Leave out any picture and return the remaining listing below exactly as given.

------------

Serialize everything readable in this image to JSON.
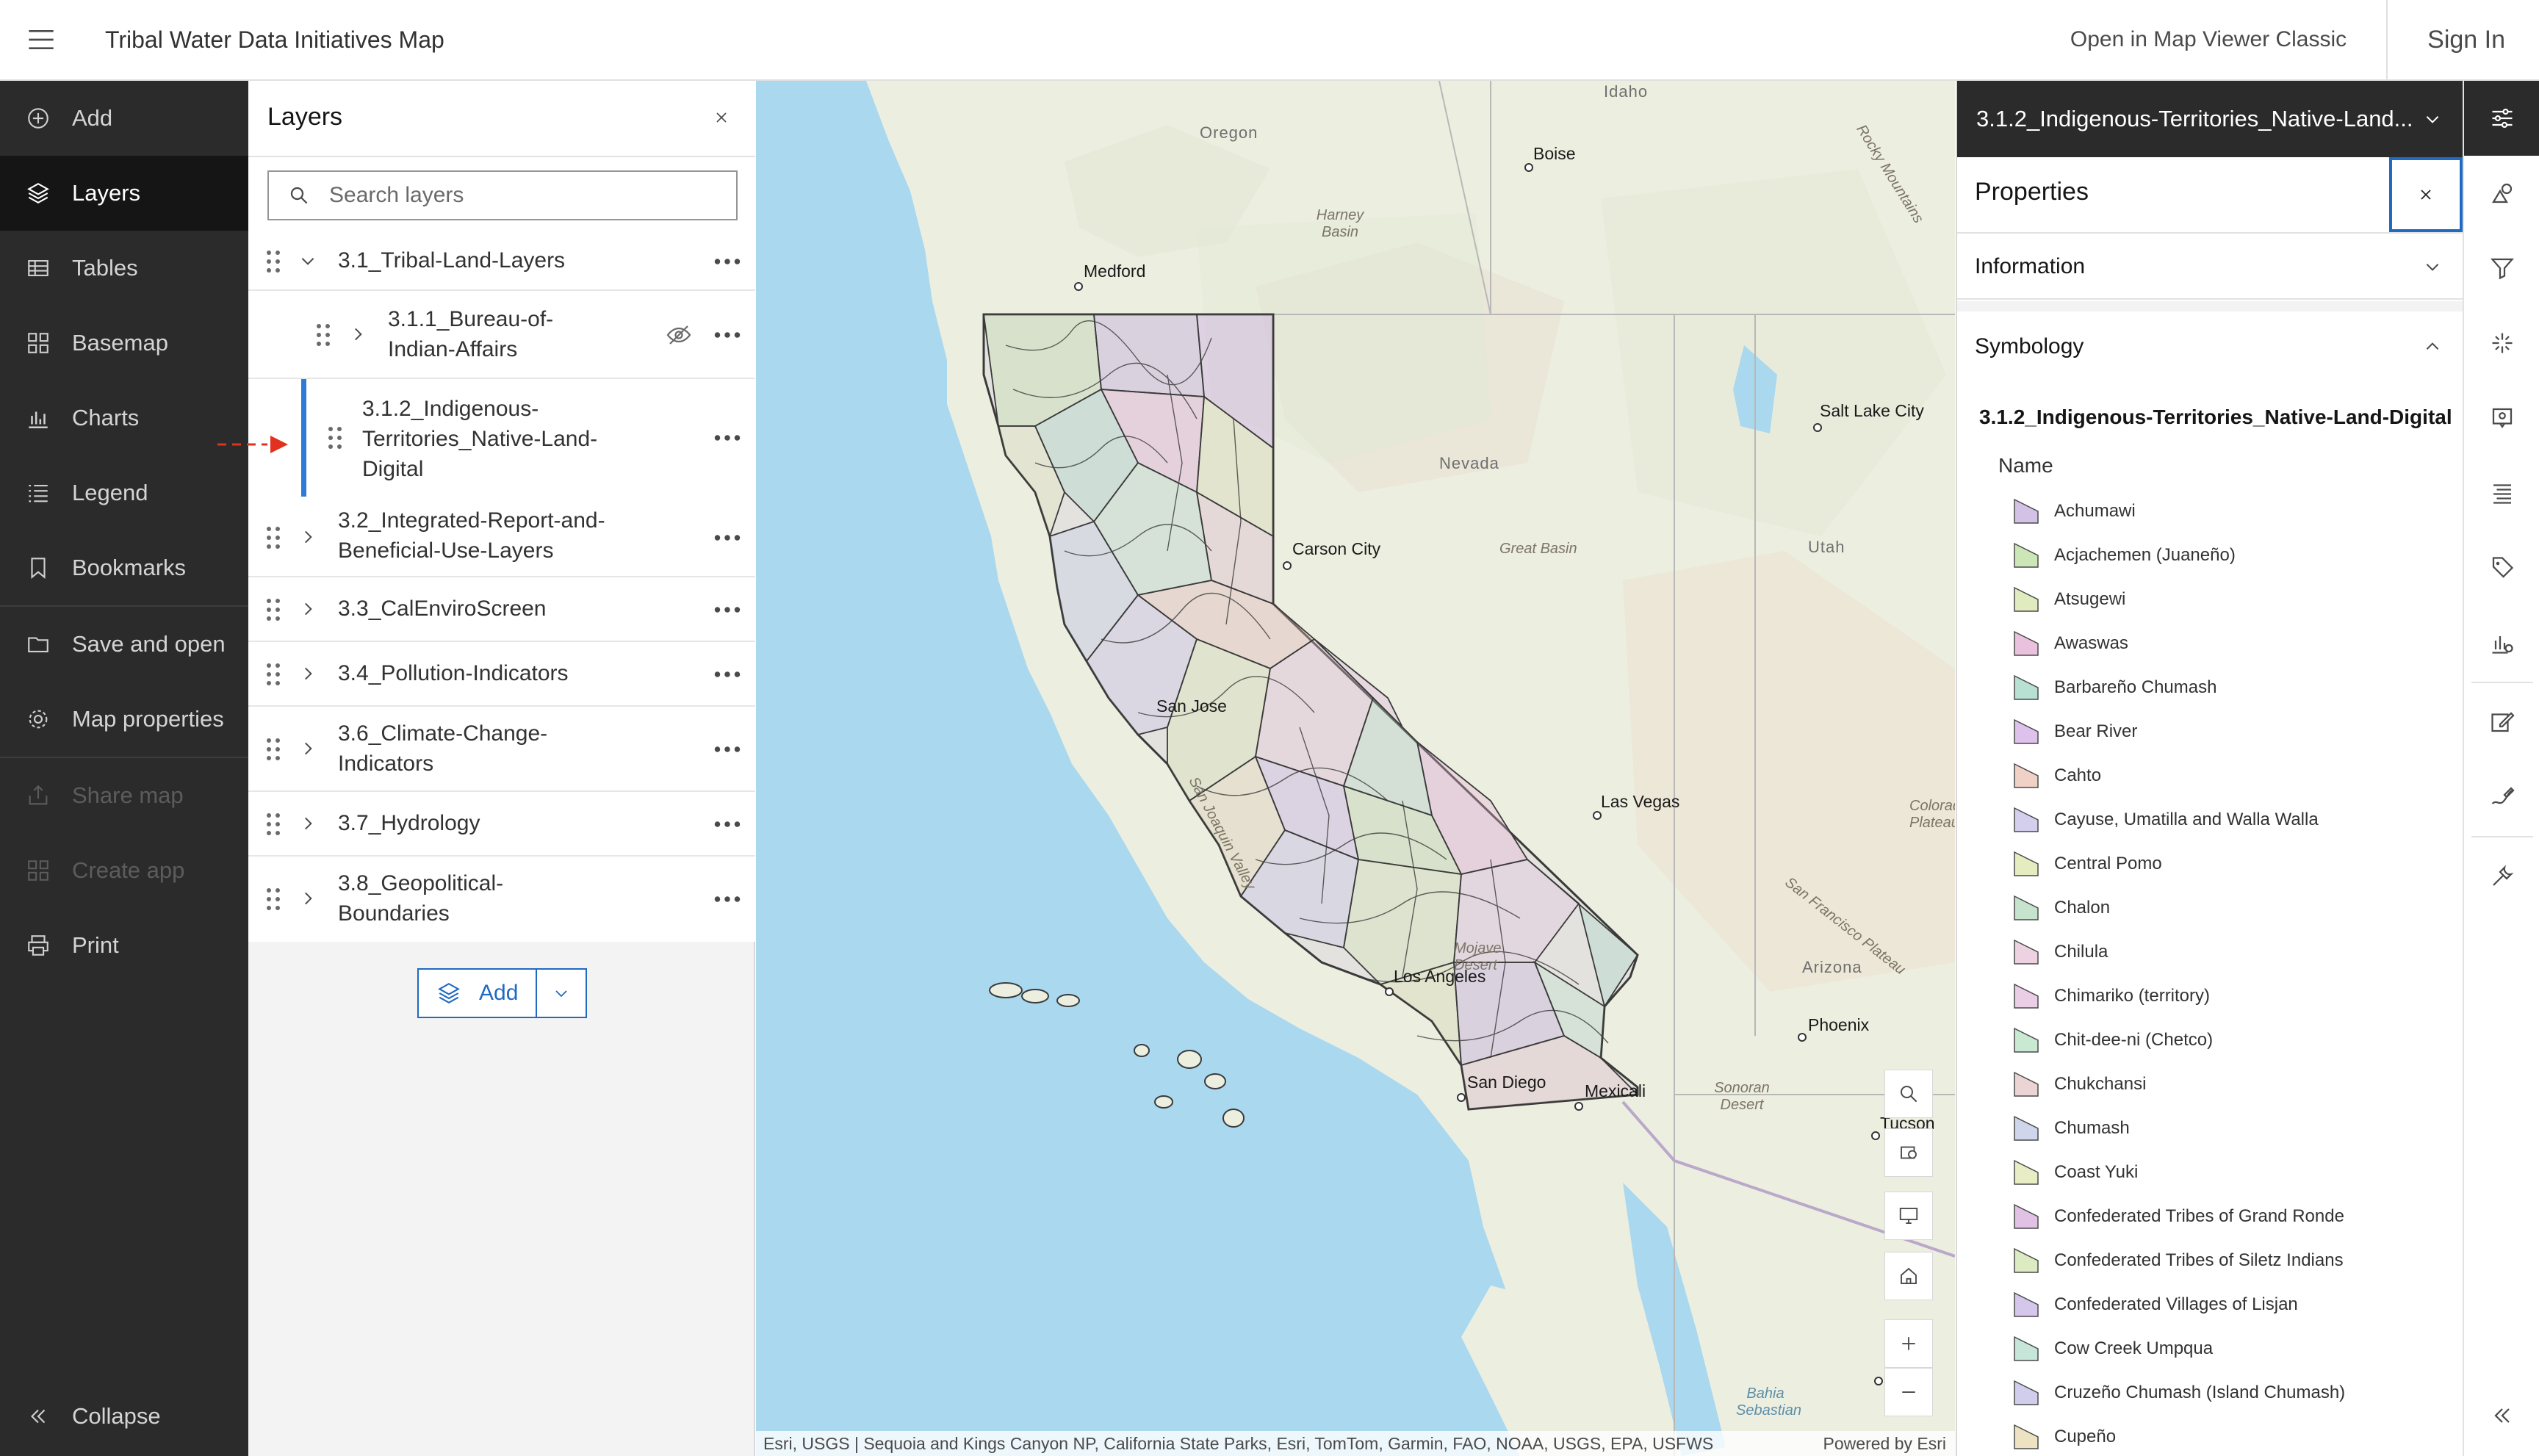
{
  "header": {
    "title": "Tribal Water Data Initiatives Map",
    "open_classic": "Open in Map Viewer Classic",
    "sign_in": "Sign In"
  },
  "nav": {
    "items": [
      {
        "label": "Add",
        "icon": "plus-circle-icon"
      },
      {
        "label": "Layers",
        "icon": "layers-icon"
      },
      {
        "label": "Tables",
        "icon": "table-icon"
      },
      {
        "label": "Basemap",
        "icon": "basemap-icon"
      },
      {
        "label": "Charts",
        "icon": "chart-icon"
      },
      {
        "label": "Legend",
        "icon": "legend-icon"
      },
      {
        "label": "Bookmarks",
        "icon": "bookmark-icon"
      },
      {
        "label": "Save and open",
        "icon": "folder-icon"
      },
      {
        "label": "Map properties",
        "icon": "gear-icon"
      },
      {
        "label": "Share map",
        "icon": "share-icon"
      },
      {
        "label": "Create app",
        "icon": "apps-icon"
      },
      {
        "label": "Print",
        "icon": "print-icon"
      }
    ],
    "collapse": "Collapse"
  },
  "layers": {
    "title": "Layers",
    "search_placeholder": "Search layers",
    "rows": [
      {
        "l1": "3.1_Tribal-Land-Layers"
      },
      {
        "l1": "3.1.1_Bureau-of-",
        "l2": "Indian-Affairs"
      },
      {
        "l1": "3.1.2_Indigenous-",
        "l2": "Territories_Native-Land-",
        "l3": "Digital"
      },
      {
        "l1": "3.2_Integrated-Report-and-",
        "l2": "Beneficial-Use-Layers"
      },
      {
        "l1": "3.3_CalEnviroScreen"
      },
      {
        "l1": "3.4_Pollution-Indicators"
      },
      {
        "l1": "3.6_Climate-Change-",
        "l2": "Indicators"
      },
      {
        "l1": "3.7_Hydrology"
      },
      {
        "l1": "3.8_Geopolitical-",
        "l2": "Boundaries"
      }
    ],
    "add_label": "Add"
  },
  "map": {
    "places": [
      "Idaho",
      "Oregon",
      "Boise",
      "Harney Basin",
      "Medford",
      "Salt Lake City",
      "Nevada",
      "Carson City",
      "Great Basin",
      "Utah",
      "San Jose",
      "San Joaquin Valley",
      "Las Vegas",
      "Colorado Plateau",
      "San Francisco Plateau",
      "Arizona",
      "Los Angeles",
      "Phoenix",
      "San Diego",
      "Mexicali",
      "Sonoran Desert",
      "Tucson",
      "Bahia Sebastian",
      "Rocky Mountains",
      "Mojave Desert"
    ],
    "attribution": "Esri, USGS | Sequoia and Kings Canyon NP, California State Parks, Esri, TomTom, Garmin, FAO, NOAA, USGS, EPA, USFWS",
    "powered": "Powered by Esri",
    "colors": {
      "ocean": "#a9d8ef",
      "land": "#eef0e2",
      "boundary": "#3a3a3a"
    }
  },
  "properties": {
    "layer_select": "3.1.2_Indigenous-Territories_Native-Land...",
    "title": "Properties",
    "information": "Information",
    "symbology": "Symbology",
    "sym_layer": "3.1.2_Indigenous-Territories_Native-Land-Digital",
    "field": "Name",
    "legend": [
      {
        "name": "Achumawi",
        "color": "#c9b3e0"
      },
      {
        "name": "Acjachemen (Juaneño)",
        "color": "#bfe0a6"
      },
      {
        "name": "Atsugewi",
        "color": "#d9e6b0"
      },
      {
        "name": "Awaswas",
        "color": "#e5b3d4"
      },
      {
        "name": "Barbareño Chumash",
        "color": "#a6d8c8"
      },
      {
        "name": "Bear River",
        "color": "#d4b3e6"
      },
      {
        "name": "Cahto",
        "color": "#ecc6b8"
      },
      {
        "name": "Cayuse, Umatilla and Walla Walla",
        "color": "#c9c3e8"
      },
      {
        "name": "Central Pomo",
        "color": "#dfe8b0"
      },
      {
        "name": "Chalon",
        "color": "#b8dcc2"
      },
      {
        "name": "Chilula",
        "color": "#e8c7d9"
      },
      {
        "name": "Chimariko (territory)",
        "color": "#e3c2df"
      },
      {
        "name": "Chit-dee-ni (Chetco)",
        "color": "#bde3c8"
      },
      {
        "name": "Chukchansi",
        "color": "#e6c9c9"
      },
      {
        "name": "Chumash",
        "color": "#c3cbe6"
      },
      {
        "name": "Coast Yuki",
        "color": "#e3e8b8"
      },
      {
        "name": "Confederated Tribes of Grand Ronde",
        "color": "#dab3de"
      },
      {
        "name": "Confederated Tribes of Siletz Indians",
        "color": "#d3e6b3"
      },
      {
        "name": "Confederated Villages of Lisjan",
        "color": "#cbb8e6"
      },
      {
        "name": "Cow Creek Umpqua",
        "color": "#b8e0cf"
      },
      {
        "name": "Cruzeño Chumash (Island Chumash)",
        "color": "#c6c2e8"
      },
      {
        "name": "Cupeño",
        "color": "#e8dcb3"
      }
    ]
  }
}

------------

▶ Exercise answer
Serialize everything readable in this image to JSON.
{
  "header": {
    "title": "Tribal Water Data Initiatives Map",
    "open_classic": "Open in Map Viewer Classic",
    "sign_in": "Sign In"
  },
  "nav": {
    "items": [
      {
        "label": "Add",
        "icon": "plus-circle-icon"
      },
      {
        "label": "Layers",
        "icon": "layers-icon"
      },
      {
        "label": "Tables",
        "icon": "table-icon"
      },
      {
        "label": "Basemap",
        "icon": "basemap-icon"
      },
      {
        "label": "Charts",
        "icon": "chart-icon"
      },
      {
        "label": "Legend",
        "icon": "legend-icon"
      },
      {
        "label": "Bookmarks",
        "icon": "bookmark-icon"
      },
      {
        "label": "Save and open",
        "icon": "folder-icon"
      },
      {
        "label": "Map properties",
        "icon": "gear-icon"
      },
      {
        "label": "Share map",
        "icon": "share-icon"
      },
      {
        "label": "Create app",
        "icon": "apps-icon"
      },
      {
        "label": "Print",
        "icon": "print-icon"
      }
    ],
    "collapse": "Collapse"
  },
  "layers": {
    "title": "Layers",
    "search_placeholder": "Search layers",
    "rows": [
      {
        "l1": "3.1_Tribal-Land-Layers"
      },
      {
        "l1": "3.1.1_Bureau-of-",
        "l2": "Indian-Affairs"
      },
      {
        "l1": "3.1.2_Indigenous-",
        "l2": "Territories_Native-Land-",
        "l3": "Digital"
      },
      {
        "l1": "3.2_Integrated-Report-and-",
        "l2": "Beneficial-Use-Layers"
      },
      {
        "l1": "3.3_CalEnviroScreen"
      },
      {
        "l1": "3.4_Pollution-Indicators"
      },
      {
        "l1": "3.6_Climate-Change-",
        "l2": "Indicators"
      },
      {
        "l1": "3.7_Hydrology"
      },
      {
        "l1": "3.8_Geopolitical-",
        "l2": "Boundaries"
      }
    ],
    "add_label": "Add"
  },
  "map": {
    "places": [
      "Idaho",
      "Oregon",
      "Boise",
      "Harney Basin",
      "Medford",
      "Salt Lake City",
      "Nevada",
      "Carson City",
      "Great Basin",
      "Utah",
      "San Jose",
      "San Joaquin Valley",
      "Las Vegas",
      "Colorado Plateau",
      "San Francisco Plateau",
      "Arizona",
      "Los Angeles",
      "Phoenix",
      "San Diego",
      "Mexicali",
      "Sonoran Desert",
      "Tucson",
      "Bahia Sebastian",
      "Rocky Mountains",
      "Mojave Desert"
    ],
    "attribution": "Esri, USGS | Sequoia and Kings Canyon NP, California State Parks, Esri, TomTom, Garmin, FAO, NOAA, USGS, EPA, USFWS",
    "powered": "Powered by Esri",
    "colors": {
      "ocean": "#a9d8ef",
      "land": "#eef0e2",
      "boundary": "#3a3a3a"
    }
  },
  "properties": {
    "layer_select": "3.1.2_Indigenous-Territories_Native-Land...",
    "title": "Properties",
    "information": "Information",
    "symbology": "Symbology",
    "sym_layer": "3.1.2_Indigenous-Territories_Native-Land-Digital",
    "field": "Name",
    "legend": [
      {
        "name": "Achumawi",
        "color": "#c9b3e0"
      },
      {
        "name": "Acjachemen (Juaneño)",
        "color": "#bfe0a6"
      },
      {
        "name": "Atsugewi",
        "color": "#d9e6b0"
      },
      {
        "name": "Awaswas",
        "color": "#e5b3d4"
      },
      {
        "name": "Barbareño Chumash",
        "color": "#a6d8c8"
      },
      {
        "name": "Bear River",
        "color": "#d4b3e6"
      },
      {
        "name": "Cahto",
        "color": "#ecc6b8"
      },
      {
        "name": "Cayuse, Umatilla and Walla Walla",
        "color": "#c9c3e8"
      },
      {
        "name": "Central Pomo",
        "color": "#dfe8b0"
      },
      {
        "name": "Chalon",
        "color": "#b8dcc2"
      },
      {
        "name": "Chilula",
        "color": "#e8c7d9"
      },
      {
        "name": "Chimariko (territory)",
        "color": "#e3c2df"
      },
      {
        "name": "Chit-dee-ni (Chetco)",
        "color": "#bde3c8"
      },
      {
        "name": "Chukchansi",
        "color": "#e6c9c9"
      },
      {
        "name": "Chumash",
        "color": "#c3cbe6"
      },
      {
        "name": "Coast Yuki",
        "color": "#e3e8b8"
      },
      {
        "name": "Confederated Tribes of Grand Ronde",
        "color": "#dab3de"
      },
      {
        "name": "Confederated Tribes of Siletz Indians",
        "color": "#d3e6b3"
      },
      {
        "name": "Confederated Villages of Lisjan",
        "color": "#cbb8e6"
      },
      {
        "name": "Cow Creek Umpqua",
        "color": "#b8e0cf"
      },
      {
        "name": "Cruzeño Chumash (Island Chumash)",
        "color": "#c6c2e8"
      },
      {
        "name": "Cupeño",
        "color": "#e8dcb3"
      }
    ]
  }
}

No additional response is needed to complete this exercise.